Smoking in bars might become a thing of the past in New Orleans. City Councilwoman LaToya Cantrell and other organizations recently brought a smoke-free week to the city. That’s meant to raise support for a ban on smoking in bars.
New Orleans is known as a place where people like to unwind. Go-cups, ice-cold daiquiris, rich food, music and good times.
One aspect of this experience might be about to change.
Louisiana health officials say a Caddo Parish resident has died from the West Nile virus.
The individual who died was between 60 and 74 years old. Martha Whyte, public health chief in northwest Louisiana, told the Shreveport Times she could not provide other information, citing confidentiality rules.
A drive kicks off this week to ban smoking in New Orleans bars.
Councilwoman Latoya Cantrell is backing the idea. She says the change would benefit local businesses.
“This has been going on across the country for over a decade now," she said. "And so we have real facts that it is not a negative impact on our businesses. Actually revenues increase. And it’s cheaper to maintain a bar or lounge that is smoke free than one that is not.”
Cantrell says the effort will begin at various venues this week that are now voluntarily smoke-free.
Every week WWNO's Listening Post project asks questions about local news in New Orleans and the Gulf Coast and reports back on the community's response.
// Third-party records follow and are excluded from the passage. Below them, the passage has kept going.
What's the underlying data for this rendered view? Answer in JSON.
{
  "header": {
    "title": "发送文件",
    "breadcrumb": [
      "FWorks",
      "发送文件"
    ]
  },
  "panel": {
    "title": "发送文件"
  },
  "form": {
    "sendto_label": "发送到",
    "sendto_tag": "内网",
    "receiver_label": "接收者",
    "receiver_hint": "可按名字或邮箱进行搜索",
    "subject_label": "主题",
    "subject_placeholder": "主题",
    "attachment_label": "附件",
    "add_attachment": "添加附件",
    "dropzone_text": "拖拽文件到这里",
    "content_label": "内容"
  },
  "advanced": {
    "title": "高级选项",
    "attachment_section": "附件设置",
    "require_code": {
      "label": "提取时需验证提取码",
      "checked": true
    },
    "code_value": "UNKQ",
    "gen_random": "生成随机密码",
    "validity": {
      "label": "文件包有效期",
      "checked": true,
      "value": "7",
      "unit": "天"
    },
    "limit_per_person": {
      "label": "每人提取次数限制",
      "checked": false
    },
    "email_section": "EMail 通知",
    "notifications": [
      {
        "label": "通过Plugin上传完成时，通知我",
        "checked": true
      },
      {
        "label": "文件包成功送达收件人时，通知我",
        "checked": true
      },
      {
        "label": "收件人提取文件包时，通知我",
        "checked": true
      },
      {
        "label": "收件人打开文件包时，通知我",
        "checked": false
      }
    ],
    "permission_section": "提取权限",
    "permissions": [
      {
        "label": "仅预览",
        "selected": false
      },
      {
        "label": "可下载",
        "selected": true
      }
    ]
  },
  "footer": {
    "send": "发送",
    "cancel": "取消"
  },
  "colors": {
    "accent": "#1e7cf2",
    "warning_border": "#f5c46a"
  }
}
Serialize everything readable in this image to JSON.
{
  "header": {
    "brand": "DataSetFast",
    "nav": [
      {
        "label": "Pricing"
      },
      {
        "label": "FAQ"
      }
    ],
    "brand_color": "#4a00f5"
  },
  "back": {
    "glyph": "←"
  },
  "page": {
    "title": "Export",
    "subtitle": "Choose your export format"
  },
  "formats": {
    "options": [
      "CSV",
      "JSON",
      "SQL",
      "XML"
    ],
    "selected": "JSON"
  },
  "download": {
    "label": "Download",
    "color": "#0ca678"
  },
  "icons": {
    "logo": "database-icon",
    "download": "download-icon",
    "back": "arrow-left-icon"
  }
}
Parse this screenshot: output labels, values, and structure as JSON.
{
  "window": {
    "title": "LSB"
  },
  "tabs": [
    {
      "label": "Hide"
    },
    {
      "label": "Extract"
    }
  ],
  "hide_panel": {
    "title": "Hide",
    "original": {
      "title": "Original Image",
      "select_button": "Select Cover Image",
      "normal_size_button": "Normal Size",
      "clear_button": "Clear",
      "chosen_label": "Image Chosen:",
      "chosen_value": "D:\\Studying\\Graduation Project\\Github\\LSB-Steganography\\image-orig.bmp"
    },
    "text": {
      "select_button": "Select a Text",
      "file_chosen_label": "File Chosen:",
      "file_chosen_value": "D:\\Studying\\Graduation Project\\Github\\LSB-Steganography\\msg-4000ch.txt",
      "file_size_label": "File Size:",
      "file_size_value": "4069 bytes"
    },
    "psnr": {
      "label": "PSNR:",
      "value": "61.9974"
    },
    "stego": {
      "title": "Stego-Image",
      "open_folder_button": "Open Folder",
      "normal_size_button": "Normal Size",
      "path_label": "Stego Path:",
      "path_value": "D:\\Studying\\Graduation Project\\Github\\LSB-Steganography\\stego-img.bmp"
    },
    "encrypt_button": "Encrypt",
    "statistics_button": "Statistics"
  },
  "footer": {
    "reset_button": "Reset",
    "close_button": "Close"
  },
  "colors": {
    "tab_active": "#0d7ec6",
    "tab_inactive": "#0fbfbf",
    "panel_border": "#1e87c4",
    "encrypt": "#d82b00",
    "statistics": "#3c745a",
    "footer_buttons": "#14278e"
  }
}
This week's topic is the high rate of HIV infection in Louisiana.
It’s lunchtime at the Renew Cultural Arts Academy, and that means a group of medical students from Louisiana State University are sitting down with kindergarden, first and second graders to talk about the food that’s on their plates.
“So what do you use your protein for?”
“Makes you strong!”
“Makes you strong. Got to have big muscles, huh? Can you show me your muscle? All right, there you go.”
About a dozen medical students are equipped with colored building blocks: red for protein, green for carbohydrates, and yellow for fat.
Louisiana health officials say they are reopening some oyster harvest areas where the threat of flooding from Tropical Storm Karen has diminished.
Louisiana harvest areas 13 to 23 will open Sunday morning. They were among the areas ordered closed because of the possibility of contamination from flood waters.
Saturday's announcement said a precautionary closure of oyster harvest areas one through 12 would remain in effect until health officials determine the waters meet standards set by the National Shellfish Sanitation Program.
Originally published on Mon September 16, 2013 9:32 am
A 4-year-old child who died of a rare brain infection in early August has led Louisiana health officials to discover that the cause is lurking in the water pipes of St. Bernard Parish, southeast of New Orleans.